- Data for processing

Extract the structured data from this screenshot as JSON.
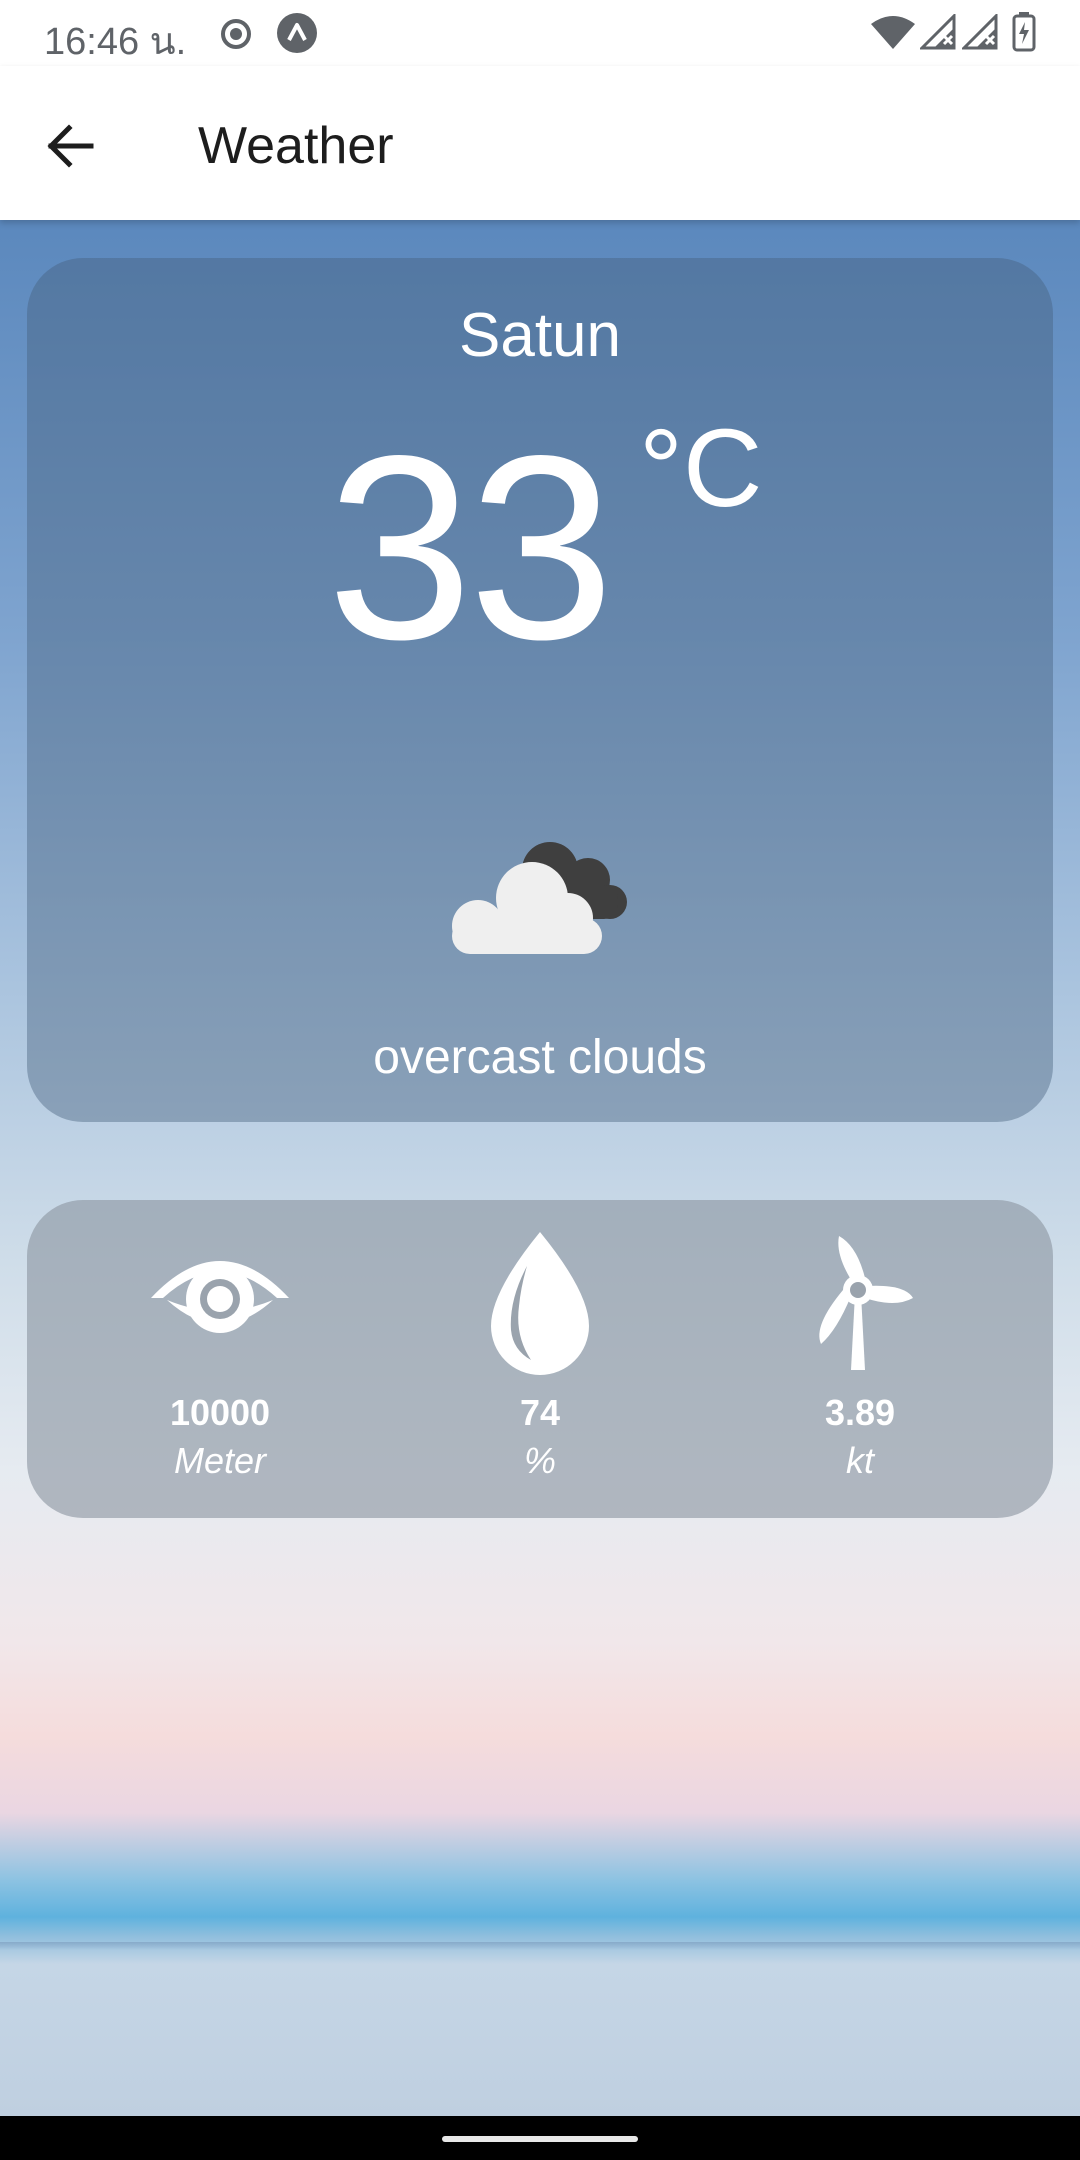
{
  "status_bar": {
    "time": "16:46 น.",
    "icons": [
      "record-icon",
      "vpn-arrow-icon",
      "wifi-icon",
      "signal-x-icon",
      "signal-x-icon",
      "battery-charging-icon"
    ]
  },
  "app_bar": {
    "title": "Weather",
    "back_icon": "arrow-left-icon"
  },
  "weather": {
    "city": "Satun",
    "temperature": "33",
    "unit": "°C",
    "condition_icon": "overcast-clouds-icon",
    "description": "overcast clouds"
  },
  "stats": [
    {
      "icon": "eye-icon",
      "value": "10000",
      "unit": "Meter"
    },
    {
      "icon": "water-drop-icon",
      "value": "74",
      "unit": "%"
    },
    {
      "icon": "wind-turbine-icon",
      "value": "3.89",
      "unit": "kt"
    }
  ],
  "colors": {
    "card_overlay": "#465f7d",
    "text_on_card": "#ffffff",
    "app_bar_bg": "#ffffff",
    "title_text": "#1d1d1d"
  }
}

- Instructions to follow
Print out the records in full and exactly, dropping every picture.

- Task response
Extract the structured data from this screenshot as JSON.
{
  "status_bar": {
    "time": "16:46 น.",
    "icons": [
      "record-icon",
      "vpn-arrow-icon",
      "wifi-icon",
      "signal-x-icon",
      "signal-x-icon",
      "battery-charging-icon"
    ]
  },
  "app_bar": {
    "title": "Weather",
    "back_icon": "arrow-left-icon"
  },
  "weather": {
    "city": "Satun",
    "temperature": "33",
    "unit": "°C",
    "condition_icon": "overcast-clouds-icon",
    "description": "overcast clouds"
  },
  "stats": [
    {
      "icon": "eye-icon",
      "value": "10000",
      "unit": "Meter"
    },
    {
      "icon": "water-drop-icon",
      "value": "74",
      "unit": "%"
    },
    {
      "icon": "wind-turbine-icon",
      "value": "3.89",
      "unit": "kt"
    }
  ],
  "colors": {
    "card_overlay": "#465f7d",
    "text_on_card": "#ffffff",
    "app_bar_bg": "#ffffff",
    "title_text": "#1d1d1d"
  }
}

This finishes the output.